The swing table was just a simple exercise in designing something that gave no thought to practicality. The only thing it had to succeed at was fun, originality, structure and creating a wow factor. But after the years of development it is, ironically, one of our most practical pieces and extremely comfortable.
My editor has picked up on the Nietzsche and Voltaire reference in her introduction of the feature on Duffy. I had been tremendously excited to see those names especially Nietzsche mentioned. A lot of intertextual-cultural studies seem to play a big part in the design world but only fragments of it get to be brought over to the foreground. How do you stay true to your designs and philosophy and how important do you think that is?
It is very easy to veer off course and lose your way in design. To stay true to what I find interesting or what I find exciting, I have to regularly, and very deliberately, stand back, take stock of everything, and think all the way back to the very beginning when I first started making things in my childhood. Then I look at what I'm presently doing and re-position the company direction to what I believe is the true direction. Without that excitement and obsession, this job would be impossible. It can be an immensely taxing, stressful and time consuming occupation, as well as being all consuming mentally and physically. Without that constant passion, and the occasional small victory and piece of success, you could not do this job for very long.
The Nietzsche quote was just something that was buzzing around in my head while I was designing the Abyss Table. It's not that I use him for inspiration, although I do find some of his work very helpful in validating and confirming the reasons why it is I do what I do.
The Voltaire quote just sounded apt, although in truth it isn't, he is speaking about quite a different subject than the one I'm using it for, but I'm sure he wouldn't mind.
Is there anything else you’d like to add?
I'd like to thank my team and all my amazing customers that have purchased pieces from me over the many years we have been in business. I started this business with £50 and never took a single loan from anywhere.

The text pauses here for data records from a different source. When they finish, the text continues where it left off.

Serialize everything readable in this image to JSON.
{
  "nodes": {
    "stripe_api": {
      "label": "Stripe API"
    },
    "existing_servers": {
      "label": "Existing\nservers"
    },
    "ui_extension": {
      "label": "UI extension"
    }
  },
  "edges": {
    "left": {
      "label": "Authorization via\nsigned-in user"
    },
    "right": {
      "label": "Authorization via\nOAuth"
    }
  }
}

Without my customers and my dedicated and long suffering team, there would be no Duffy London, and these objects that we are creating today would never have existed.